Mr. Hatch is working on alternatives that would give states more discretion about how to expand coverage. “I would prefer to have 50 state laboratories doing it rather than the almighty federal government,” he said.
Without changing a word of the law, Republicans, especially if they gain control of the House or Senate, can put Democrats on the defensive with Congressional hearings and investigations intended to expose problems.
Republicans said they would also try to override or rewrite some of the regulations issued by the Obama administration without a full opportunity for public comment. They could do so by attaching provisions to spending bills for the relevant regulatory agencies, among other methods.
“Wholesale repeal is highly unlikely,” said Gail R. Wilensky, who ran Medicare and Medicaid from 1990 to 1992. “But if there is a significant shift in the makeup of Congress, which appears likely, Republicans could definitely impact the regulations.”
Senator Michael B. Enzi, Republican of Wyoming, said he was particularly concerned about rules that could make it difficult for employers to keep their current health plans intact. Many Republicans also want to repeal provisions that restrict the use of health savings accounts and flexible spending arrangements for medical expenses.
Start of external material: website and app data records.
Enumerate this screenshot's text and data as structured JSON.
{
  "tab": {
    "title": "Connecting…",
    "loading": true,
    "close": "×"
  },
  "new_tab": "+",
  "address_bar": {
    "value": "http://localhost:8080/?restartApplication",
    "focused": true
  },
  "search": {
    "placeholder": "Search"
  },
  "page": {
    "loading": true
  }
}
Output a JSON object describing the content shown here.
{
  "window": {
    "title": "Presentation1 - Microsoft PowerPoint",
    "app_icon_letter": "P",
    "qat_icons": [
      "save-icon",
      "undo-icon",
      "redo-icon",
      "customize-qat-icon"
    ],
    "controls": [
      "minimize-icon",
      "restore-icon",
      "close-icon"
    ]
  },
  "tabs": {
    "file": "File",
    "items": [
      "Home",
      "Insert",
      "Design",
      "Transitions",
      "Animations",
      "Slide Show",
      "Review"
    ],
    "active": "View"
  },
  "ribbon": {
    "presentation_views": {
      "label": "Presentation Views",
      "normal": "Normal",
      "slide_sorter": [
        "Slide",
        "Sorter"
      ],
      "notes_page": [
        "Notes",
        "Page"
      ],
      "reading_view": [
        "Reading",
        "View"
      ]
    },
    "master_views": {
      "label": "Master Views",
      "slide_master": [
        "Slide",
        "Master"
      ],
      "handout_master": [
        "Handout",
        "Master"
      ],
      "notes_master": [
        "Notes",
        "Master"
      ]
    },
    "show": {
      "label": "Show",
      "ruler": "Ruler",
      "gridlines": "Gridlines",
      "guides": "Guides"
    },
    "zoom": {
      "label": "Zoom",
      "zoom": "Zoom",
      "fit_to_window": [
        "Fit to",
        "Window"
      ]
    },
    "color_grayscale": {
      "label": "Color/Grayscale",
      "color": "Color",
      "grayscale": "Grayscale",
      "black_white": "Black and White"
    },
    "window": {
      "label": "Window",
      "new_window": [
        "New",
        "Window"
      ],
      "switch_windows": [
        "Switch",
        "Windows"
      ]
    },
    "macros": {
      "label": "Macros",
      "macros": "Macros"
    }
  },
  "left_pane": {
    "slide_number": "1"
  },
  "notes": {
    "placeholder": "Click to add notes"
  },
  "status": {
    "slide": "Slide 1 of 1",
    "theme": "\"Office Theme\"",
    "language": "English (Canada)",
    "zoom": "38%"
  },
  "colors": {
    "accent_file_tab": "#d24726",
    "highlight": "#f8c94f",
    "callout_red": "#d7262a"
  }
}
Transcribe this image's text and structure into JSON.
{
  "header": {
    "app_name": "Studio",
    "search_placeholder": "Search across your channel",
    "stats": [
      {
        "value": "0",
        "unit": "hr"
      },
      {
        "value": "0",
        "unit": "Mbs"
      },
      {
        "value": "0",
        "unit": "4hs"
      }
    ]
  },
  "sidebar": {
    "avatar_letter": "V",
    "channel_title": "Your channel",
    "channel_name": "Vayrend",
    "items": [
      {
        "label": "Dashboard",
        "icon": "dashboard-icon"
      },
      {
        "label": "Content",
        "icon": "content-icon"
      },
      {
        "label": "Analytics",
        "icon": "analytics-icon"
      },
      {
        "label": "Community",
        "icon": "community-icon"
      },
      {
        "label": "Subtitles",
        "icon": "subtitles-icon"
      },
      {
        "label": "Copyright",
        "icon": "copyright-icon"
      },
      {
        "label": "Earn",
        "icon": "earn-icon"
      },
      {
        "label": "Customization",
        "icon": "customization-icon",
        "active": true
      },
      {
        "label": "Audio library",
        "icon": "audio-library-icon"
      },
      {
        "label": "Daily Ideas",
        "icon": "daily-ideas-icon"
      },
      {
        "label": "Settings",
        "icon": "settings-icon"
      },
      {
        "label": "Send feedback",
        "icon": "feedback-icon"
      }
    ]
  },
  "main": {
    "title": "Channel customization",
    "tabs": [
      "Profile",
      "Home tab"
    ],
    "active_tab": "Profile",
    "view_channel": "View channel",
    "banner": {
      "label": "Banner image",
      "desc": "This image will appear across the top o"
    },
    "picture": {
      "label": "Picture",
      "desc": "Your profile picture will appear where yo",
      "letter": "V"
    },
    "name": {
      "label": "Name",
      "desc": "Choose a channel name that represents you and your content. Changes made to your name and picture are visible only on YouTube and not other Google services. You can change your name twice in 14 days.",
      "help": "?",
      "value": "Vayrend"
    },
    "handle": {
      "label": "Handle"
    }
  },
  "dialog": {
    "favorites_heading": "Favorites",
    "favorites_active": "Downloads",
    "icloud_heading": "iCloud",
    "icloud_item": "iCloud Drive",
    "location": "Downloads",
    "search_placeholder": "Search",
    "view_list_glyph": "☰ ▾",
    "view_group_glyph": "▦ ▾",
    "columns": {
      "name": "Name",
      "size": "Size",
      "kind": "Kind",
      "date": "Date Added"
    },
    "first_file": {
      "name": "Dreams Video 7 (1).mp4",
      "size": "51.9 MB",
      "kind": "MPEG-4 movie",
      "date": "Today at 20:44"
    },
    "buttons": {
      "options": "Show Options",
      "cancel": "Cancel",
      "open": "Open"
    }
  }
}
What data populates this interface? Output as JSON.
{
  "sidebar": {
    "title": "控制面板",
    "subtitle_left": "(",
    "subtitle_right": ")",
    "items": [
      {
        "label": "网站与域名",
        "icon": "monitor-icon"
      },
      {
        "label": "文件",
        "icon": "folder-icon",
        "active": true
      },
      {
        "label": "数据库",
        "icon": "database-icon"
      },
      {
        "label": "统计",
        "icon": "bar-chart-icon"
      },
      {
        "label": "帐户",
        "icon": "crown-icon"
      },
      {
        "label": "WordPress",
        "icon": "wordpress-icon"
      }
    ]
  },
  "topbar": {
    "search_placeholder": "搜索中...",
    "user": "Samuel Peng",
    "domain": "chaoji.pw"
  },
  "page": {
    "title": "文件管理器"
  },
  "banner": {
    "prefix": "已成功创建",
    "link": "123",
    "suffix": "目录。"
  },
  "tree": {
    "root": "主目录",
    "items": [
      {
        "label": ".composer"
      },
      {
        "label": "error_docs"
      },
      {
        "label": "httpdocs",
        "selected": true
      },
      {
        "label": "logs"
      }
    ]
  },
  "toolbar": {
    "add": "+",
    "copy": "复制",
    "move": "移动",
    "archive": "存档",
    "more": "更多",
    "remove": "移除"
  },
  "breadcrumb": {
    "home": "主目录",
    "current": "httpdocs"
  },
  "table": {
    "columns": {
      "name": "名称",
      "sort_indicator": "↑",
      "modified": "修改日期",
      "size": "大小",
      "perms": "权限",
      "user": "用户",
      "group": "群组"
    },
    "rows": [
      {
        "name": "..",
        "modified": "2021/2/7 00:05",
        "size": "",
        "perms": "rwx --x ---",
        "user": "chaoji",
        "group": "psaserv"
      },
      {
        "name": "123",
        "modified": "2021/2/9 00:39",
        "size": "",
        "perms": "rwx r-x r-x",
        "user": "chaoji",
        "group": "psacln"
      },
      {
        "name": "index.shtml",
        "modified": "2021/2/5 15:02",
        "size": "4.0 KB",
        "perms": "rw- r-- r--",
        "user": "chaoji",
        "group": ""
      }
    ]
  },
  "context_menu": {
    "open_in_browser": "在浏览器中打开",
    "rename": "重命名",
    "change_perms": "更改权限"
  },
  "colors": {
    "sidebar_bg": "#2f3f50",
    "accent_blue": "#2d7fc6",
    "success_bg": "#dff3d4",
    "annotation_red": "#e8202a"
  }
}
How far Republicans go will depend on how many votes they have. “The more Republicans we have here, the more changes we can make,” Mr. Alexander said.